While there may not be a specific word that’s universally recognized as falling in between friend and acquaintance, there are certainly plenty of options to choose from depending on the situation and level of familiarity. Some people may use terms like “buddy” or “pal” to describe someone they know fairly well but arent necessarily close to. Others may use terms like “colleague” or “fellow parent” to describe someone they interact with in a specific setting, but don’t necessarily have a personal relationship with outside of that context.
Ultimately, the language we use to describe social relationships is always evolving and changing. What was once considered a common term may fall out of use as peoples attitudes and perspectives shift over time. That said, the need to differentiate between various levels of familiarity and social connection is likely to remain an important aspect of our communication with others. Whether it’s through specific words or more subtle cues, we always want to be able to convey our level of comfort and familiarity with those around us.

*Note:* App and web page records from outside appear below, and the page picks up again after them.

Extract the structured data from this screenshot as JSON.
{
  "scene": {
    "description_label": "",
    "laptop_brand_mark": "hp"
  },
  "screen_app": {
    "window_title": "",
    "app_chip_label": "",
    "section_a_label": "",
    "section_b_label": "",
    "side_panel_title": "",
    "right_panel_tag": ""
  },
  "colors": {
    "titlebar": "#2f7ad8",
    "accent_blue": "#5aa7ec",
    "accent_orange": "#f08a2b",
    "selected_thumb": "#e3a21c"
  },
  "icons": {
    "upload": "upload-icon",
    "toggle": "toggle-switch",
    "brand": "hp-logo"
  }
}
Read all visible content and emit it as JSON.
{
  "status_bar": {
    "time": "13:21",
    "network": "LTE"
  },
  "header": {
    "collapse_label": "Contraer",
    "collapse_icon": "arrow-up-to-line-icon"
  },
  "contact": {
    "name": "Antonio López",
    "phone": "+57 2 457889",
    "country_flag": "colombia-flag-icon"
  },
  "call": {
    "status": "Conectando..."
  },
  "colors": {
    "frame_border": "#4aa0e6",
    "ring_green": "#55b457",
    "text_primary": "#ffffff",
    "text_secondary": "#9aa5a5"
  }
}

It’s important to remember that the words we use to describe social relationships are just that – words. They can help us articulate our thoughts and feelings, but they don’t necessarily capture the full extent of our connections with others. Ultimately, it’s our actions and interactions with others that truly define our relationships, regardless of the language we use to describe them. So whether someone is a friend, an acquaintance, an associate, or something in between, what matters most is the depth of our connection and the support and care we offer one another.
The Impact of Social Media on Our Understanding of Friend and Acquaintance Relationships
- Social media has changed the way we define “friend” and “acquaintance.”
- We now have many more “friends” online than we do in real life.
- However, the quality of these relationships may not be as strong as those with in-person friends.
- Additionally, social media can create a false sense of connection and lead to feelings of loneliness or social isolation.
- It’s important to be mindful of the impact social media has on our relationships and to prioritize fostering meaningful connections offline as well.
Knowledge by acquaintance refers to the type of knowledge that’s acquired through sensory experiences and perceptions, without the need for reasoning or inference. It’s important to distinguish between acquaintances and friends, as the level of closeness and trust differs significantly between the two relationships. With a diverse range of relationships and connections in our lives, it’s essential to cultivate a deep understanding and appreciation for the various forms of social interaction and intimacy.